Two of our visitors came from Google, but only one shows us what keywords brought them to the site. Sadly, we can’t force Google to share everything all the time.
Pageviews per minute/per second
This is a very handy metric, showing us how many pageviews each visitor is accumulating. If we have 10 visitors only looking at one page, we’re perhaps not engaging our audience very well, or encouraging them enough to read additional posts. As we discussed in another post, though, it’s important not to get too hung up on pageview numbers if you have a lot of return readers who are current on your older content; maybe they only need to read the latest post before leaving.
However, if you are trying to encourage readers to click around, this is a great way to see how well that’s going.
On the left side of this metric is the “pageviews per minute” view, and on the right, the “pageviews per second,” where you can actually see the real-time stuff happening. Each time a reader clicks arrives on your site or clicks to another page on your site, you’ll see their clicks scrolling by on that right portion.
As readers click, their stats will accumulate (usually on the left side, as most readers don’t click more than once per minute.) You can see in the above graph, some readers just looked at one page, some two, and one looked at about seven. You can see three active clicks on the right-hand, per-second side.
If you have steady traffic, it can be fun to just sit back and watch the visitors flow over the site.
Top Active Pages
This metric shows us which pages are being read, and by how many.
Clicking the label takes us into the “Content” overview, which allows us to see what content people are reading most.
On the “Content” overview, the graph shows us more source information besides “New/Returning;” we now see “Direct/Organic/Referral.”
As we’ve discussed previously, “direct” traffic is people who type your URL into their browser directly, or who use a bookmark. “Organic” traffic comes via a search engine and keywords. “Referral” traffic originates from another website linking to yours.
Sometimes, links like this will show up:
The “/outgoing/” prefix tells us this is an outbound link – someone leaving the site, and where they were headed.
On the “Content” overview, on the bottom portion of the screen, we see this:
The default view is the “Active Visitors” view, which shows us (strangely enough) what active visitors are looking at. Next to the “Active Visitors” view is “Pageviews (Last 30 min)” in pale blue – easy to overlook – which shows us exactly what it promises; which pages have been viewed in the last thirty minutes.

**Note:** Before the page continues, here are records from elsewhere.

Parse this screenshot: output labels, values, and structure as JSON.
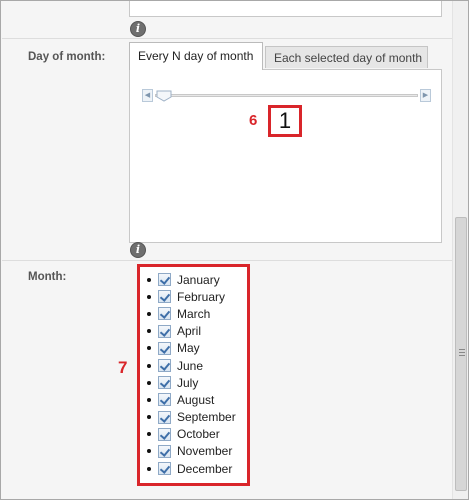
{
  "fields": {
    "day_of_month": {
      "label": "Day of month:",
      "tabs": [
        {
          "label": "Every N day of month",
          "active": true
        },
        {
          "label": "Each selected day of month",
          "active": false
        }
      ],
      "slider": {
        "value": 1,
        "min": 1,
        "left_arrow": "◀",
        "right_arrow": "▶"
      },
      "value_display": "1"
    },
    "month": {
      "label": "Month:",
      "options": [
        {
          "label": "January",
          "checked": true
        },
        {
          "label": "February",
          "checked": true
        },
        {
          "label": "March",
          "checked": true
        },
        {
          "label": "April",
          "checked": true
        },
        {
          "label": "May",
          "checked": true
        },
        {
          "label": "June",
          "checked": true
        },
        {
          "label": "July",
          "checked": true
        },
        {
          "label": "August",
          "checked": true
        },
        {
          "label": "September",
          "checked": true
        },
        {
          "label": "October",
          "checked": true
        },
        {
          "label": "November",
          "checked": true
        },
        {
          "label": "December",
          "checked": true
        }
      ]
    }
  },
  "annotations": {
    "day_of_month_marker": "6",
    "month_marker": "7"
  },
  "icons": {
    "info": "i"
  },
  "colors": {
    "annotation_red": "#d9252a",
    "checkbox_blue": "#3f6fa8"
  }
}
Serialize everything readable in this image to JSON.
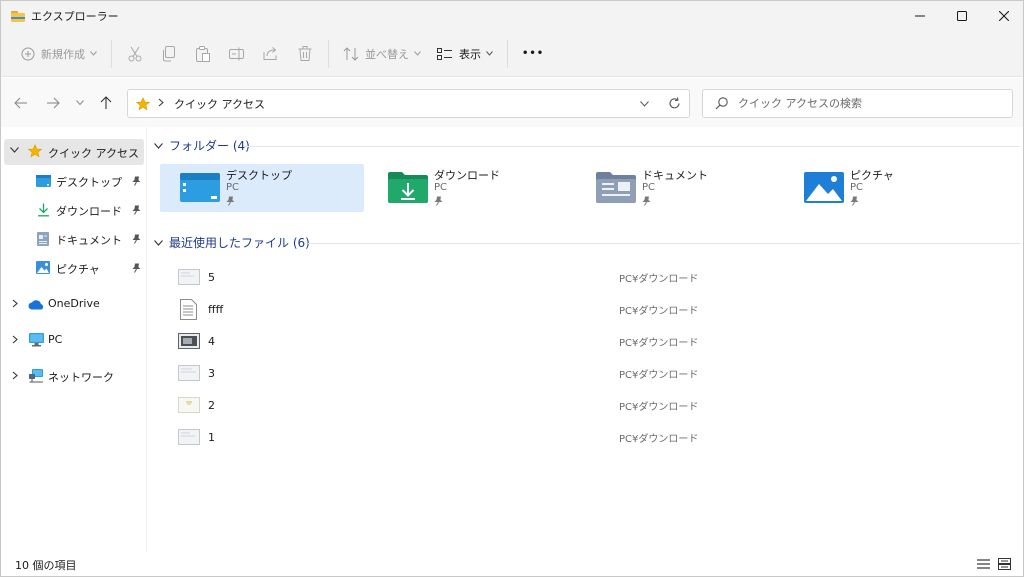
{
  "window": {
    "title": "エクスプローラー"
  },
  "toolbar": {
    "new_label": "新規作成",
    "sort_label": "並べ替え",
    "view_label": "表示",
    "more_label": "•••"
  },
  "address": {
    "path": "クイック アクセス"
  },
  "search": {
    "placeholder": "クイック アクセスの検索"
  },
  "sidebar": {
    "quick_access": "クイック アクセス",
    "items": [
      {
        "label": "デスクトップ",
        "icon": "desktop-icon"
      },
      {
        "label": "ダウンロード",
        "icon": "download-icon"
      },
      {
        "label": "ドキュメント",
        "icon": "documents-icon"
      },
      {
        "label": "ピクチャ",
        "icon": "pictures-icon"
      }
    ],
    "onedrive": "OneDrive",
    "pc": "PC",
    "network": "ネットワーク"
  },
  "folders": {
    "header": "フォルダー (4)",
    "items": [
      {
        "name": "デスクトップ",
        "location": "PC"
      },
      {
        "name": "ダウンロード",
        "location": "PC"
      },
      {
        "name": "ドキュメント",
        "location": "PC"
      },
      {
        "name": "ピクチャ",
        "location": "PC"
      }
    ]
  },
  "recent": {
    "header": "最近使用したファイル (6)",
    "items": [
      {
        "name": "5",
        "location": "PC¥ダウンロード"
      },
      {
        "name": "ffff",
        "location": "PC¥ダウンロード"
      },
      {
        "name": "4",
        "location": "PC¥ダウンロード"
      },
      {
        "name": "3",
        "location": "PC¥ダウンロード"
      },
      {
        "name": "2",
        "location": "PC¥ダウンロード"
      },
      {
        "name": "1",
        "location": "PC¥ダウンロード"
      }
    ]
  },
  "status": {
    "item_count": "10 個の項目"
  },
  "colors": {
    "accent": "#1f3a8a",
    "selection": "#dcebfc",
    "folder_yellow": "#f6c548"
  }
}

This view includes both active and inactive viewers.
This is another really neat metric, showing you from where in the country (or in the world) your visitors are connecting. Here’s one view showing a visitor from England:

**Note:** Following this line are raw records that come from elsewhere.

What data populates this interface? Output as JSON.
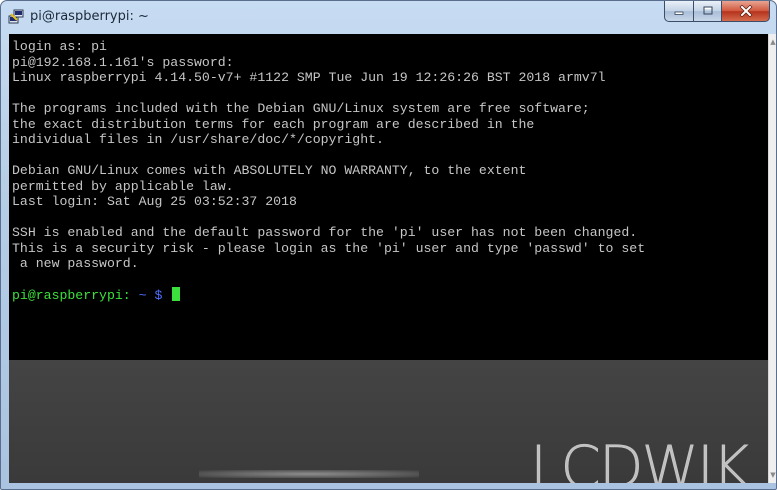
{
  "window": {
    "title": "pi@raspberrypi: ~",
    "app_icon": "putty-icon",
    "controls": {
      "minimize_icon": "minimize-icon",
      "maximize_icon": "maximize-icon",
      "close_icon": "close-icon"
    }
  },
  "terminal": {
    "lines": [
      "login as: pi",
      "pi@192.168.1.161's password:",
      "Linux raspberrypi 4.14.50-v7+ #1122 SMP Tue Jun 19 12:26:26 BST 2018 armv7l",
      "",
      "The programs included with the Debian GNU/Linux system are free software;",
      "the exact distribution terms for each program are described in the",
      "individual files in /usr/share/doc/*/copyright.",
      "",
      "Debian GNU/Linux comes with ABSOLUTELY NO WARRANTY, to the extent",
      "permitted by applicable law.",
      "Last login: Sat Aug 25 03:52:37 2018",
      "",
      "SSH is enabled and the default password for the 'pi' user has not been changed.",
      "This is a security risk - please login as the 'pi' user and type 'passwd' to set",
      " a new password.",
      ""
    ],
    "prompt": {
      "user_host": "pi@raspberrypi:",
      "path_and_symbol": "~ $"
    },
    "colors": {
      "background": "#000000",
      "text": "#c6c6c6",
      "prompt": "#3ce03c",
      "path": "#4d6fff",
      "cursor": "#3ce03c"
    }
  },
  "watermark": {
    "text": "LCDWIK"
  },
  "scrollbar": {
    "up_icon": "scroll-up-arrow-icon",
    "down_icon": "scroll-down-arrow-icon"
  }
}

Clicking on the Top Locations label takes us into the “Locations” overview, which lists visitors by location:
Clicking a country on the map or in the list will bring up active visitor information for that country (click for larger view:)
Clicking on individual cities brings up information from visitors there. Notice the filters at the top of the screen in blue boxes:
When a filter is applied, the data shown is only for that filter, and excludes everything else. Clicking the “x” next to each filter will clear it to include more results. Clicking the “clear” link next to the filters brings all data back into scope.
If you happen to be watching your locations map when a new visitor arrives, Analytics will flash their location green briefly to draw your attention to the new visitor. Likewise, when a visitor in a location either times out or surfs away, they will briefly flash red, then disappear.
In the first segment of today’s Boot Camp, we talked about the Real-Time tracking information provided by Google Analytics.
We realize these Boot Camp posts are on the lengthy side, so we’ll be back later this evening with a second installment to help keep things shorter per post. In the next section, we’ll talk briefly about using Real-Time tracking with your social campaigns, and then move on to Intelligence Events, and why they do not relate to national security.
Stay tuned, and thanks for tuning in!